While Kelowna has sunk its teeth into the WestJet crowd, Apex focuses more on rubbertire traf?c. It’s closer to the U.S. border and also serves south Okanagan Valley towns like Oliver and Osoyoos. Almost threequarters of the skiers here are local.

Apex Mountain Resort has also found its niche with high-performance ski racers. The terrain here is steep enough, the snow coverage more than adequate, and the atmosphere here is relaxed and conducive to the kind of environment race teams are looking for. Good early-season conditions also help Apex host various freestyle teams who train here at the National Training Centre for aerials and moguls. The racers and freestylers have plenty of room to do their thing. And when they want some action, it’s just a quick stroll over to the Gunbarrel Saloon at the base of the hill.

I remember my mental note to stop in there—especially after having dropped the run by the same name. It’s time to celebrate. I zip along the cat track back to the base area. After a day on the slopes, I feel like a local, like I’m going to the local bar after claiming these runs for myself. Apex is unintimidating and welcoming. On the lifts I was greeted with honesty and friendliness. “You might want to stay away from the right side of The Pit,” says the liftee, “there are still a few rocks poking out.” Even the racers are chatting me up on the lift.

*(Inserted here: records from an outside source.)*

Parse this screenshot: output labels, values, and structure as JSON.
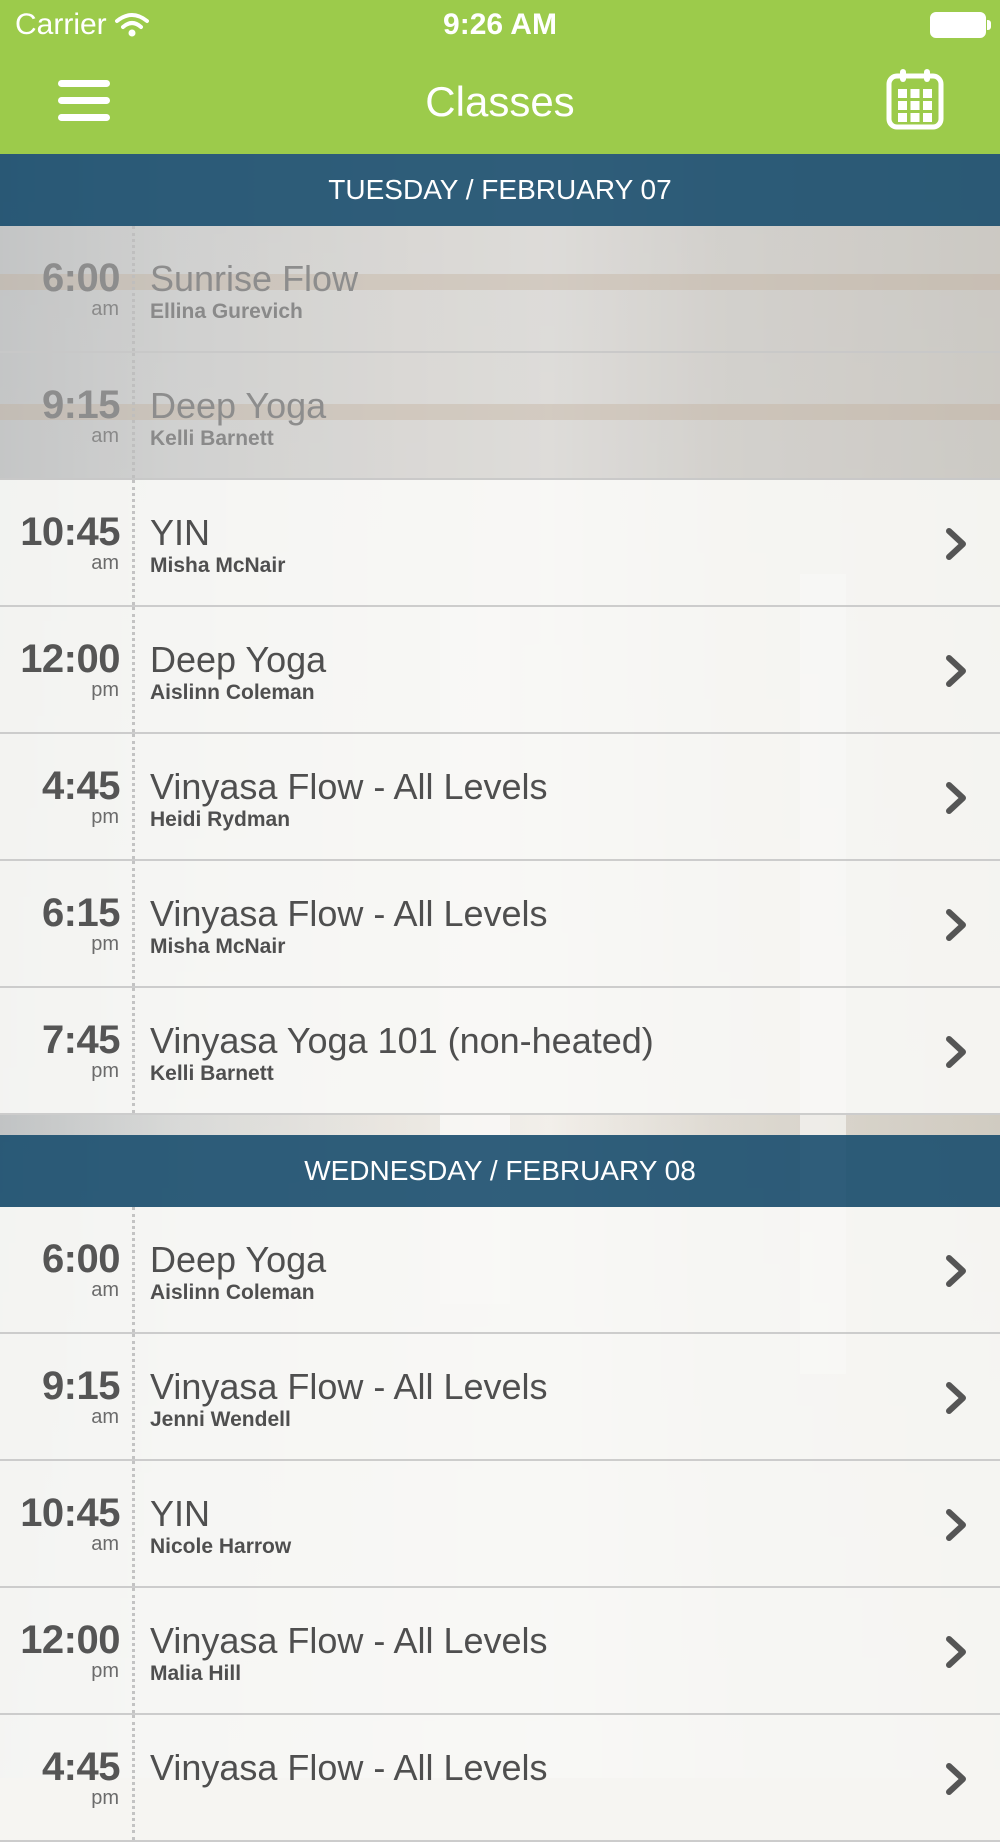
{
  "status_bar": {
    "carrier": "Carrier",
    "time": "9:26 AM"
  },
  "nav": {
    "title": "Classes"
  },
  "days": [
    {
      "header": "TUESDAY / FEBRUARY 07",
      "classes": [
        {
          "time": "6:00",
          "ampm": "am",
          "name": "Sunrise Flow",
          "teacher": "Ellina Gurevich",
          "past": true
        },
        {
          "time": "9:15",
          "ampm": "am",
          "name": "Deep Yoga",
          "teacher": "Kelli Barnett",
          "past": true
        },
        {
          "time": "10:45",
          "ampm": "am",
          "name": "YIN",
          "teacher": "Misha McNair",
          "past": false
        },
        {
          "time": "12:00",
          "ampm": "pm",
          "name": "Deep Yoga",
          "teacher": "Aislinn Coleman",
          "past": false
        },
        {
          "time": "4:45",
          "ampm": "pm",
          "name": "Vinyasa Flow - All Levels",
          "teacher": "Heidi Rydman",
          "past": false
        },
        {
          "time": "6:15",
          "ampm": "pm",
          "name": "Vinyasa Flow - All Levels",
          "teacher": "Misha McNair",
          "past": false
        },
        {
          "time": "7:45",
          "ampm": "pm",
          "name": "Vinyasa Yoga 101 (non-heated)",
          "teacher": "Kelli Barnett",
          "past": false
        }
      ]
    },
    {
      "header": "WEDNESDAY / FEBRUARY 08",
      "classes": [
        {
          "time": "6:00",
          "ampm": "am",
          "name": "Deep Yoga",
          "teacher": "Aislinn Coleman",
          "past": false
        },
        {
          "time": "9:15",
          "ampm": "am",
          "name": "Vinyasa Flow - All Levels",
          "teacher": "Jenni Wendell",
          "past": false
        },
        {
          "time": "10:45",
          "ampm": "am",
          "name": "YIN",
          "teacher": "Nicole Harrow",
          "past": false
        },
        {
          "time": "12:00",
          "ampm": "pm",
          "name": "Vinyasa Flow - All Levels",
          "teacher": "Malia Hill",
          "past": false
        },
        {
          "time": "4:45",
          "ampm": "pm",
          "name": "Vinyasa Flow - All Levels",
          "teacher": "",
          "past": false
        }
      ]
    }
  ],
  "icons": {
    "menu": "hamburger-menu-icon",
    "calendar": "calendar-icon",
    "chevron": "chevron-right-icon"
  },
  "colors": {
    "nav_green": "#9ccb4b",
    "day_header_blue": "#194e6e"
  }
}
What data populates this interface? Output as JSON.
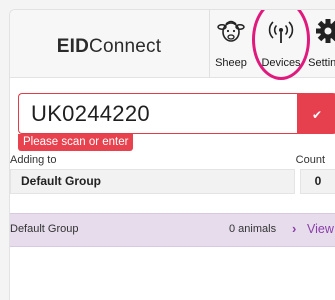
{
  "header": {
    "app_title_bold": "EID",
    "app_title_rest": "Connect",
    "nav": [
      {
        "label": "Sheep",
        "icon": "sheep-icon"
      },
      {
        "label": "Devices",
        "icon": "wifi-signal-icon"
      },
      {
        "label": "Settings",
        "icon": "gear-icon"
      }
    ]
  },
  "scan": {
    "value": "UK0244220",
    "error": "Please scan or enter",
    "submit_icon": "check-icon"
  },
  "group_info": {
    "adding_label": "Adding to",
    "count_label": "Count",
    "group_value": "Default Group",
    "count_value": "0"
  },
  "group_list": [
    {
      "name": "Default Group",
      "animals": "0 animals",
      "action": "View"
    }
  ],
  "colors": {
    "error": "#e6404f",
    "highlight": "#e0197d",
    "group_row_bg": "#e6dcec",
    "link": "#8a3fa8"
  }
}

So I didn’t get to ski any fresh pow today—they’ve had a ton of deep snow days like that this season, but my timing isn’t quite so perfect. But that’s skiing. I trust by the layout of this place that any powder day would just be the icing on the cake. But I knew I wasn’t going to get powder. And besides, this psychological powder—a good hill layout with stellar cruisers and steeps, über-friendly staff and a beer with my name on it at the end of the day—is pretty intoxicating. That’s what I’m thinking anyway as I nurse my third beer in the Gunbarrel Saloon and look out the window to admire the outline of all my turns from this day. Not a bad impression.

ON THE SIDELINES

Apex is not only good for skiing, it’s great for winter family adventure. Bring your skates and enjoy a NHL-sized outdoor hockey rink that’s lit at night. If hockey’s not your game, try exploring the woods on a one-km skating loop or schussing along some of the 56 km of groomed cross-country ski trails. There’s also a lift-accessed tube park for those looking to belly-up on their tobogganing skills.

ABOUT APEX

VERTICAL: 605 metres

SKIABLE TERRAIN: 450 hectares

ANNUAL SNOWFALL: 600 cm

RUNS: 67; 16% novice, 48% intermediate, 36% advanced/expert

FROM KELOWNA AIRPORT: 90 minutes

FROM PENTICTON AIRPORT: 35 minutes

MORE INFO: Apex Resort 877/777-2739

Tags: , , , , ,

Quick Links

Subscribe and SAVE!

Just $5.00 an issue!

1 year (4 issues) for $20 + tax! Outside Canada is additional for postage.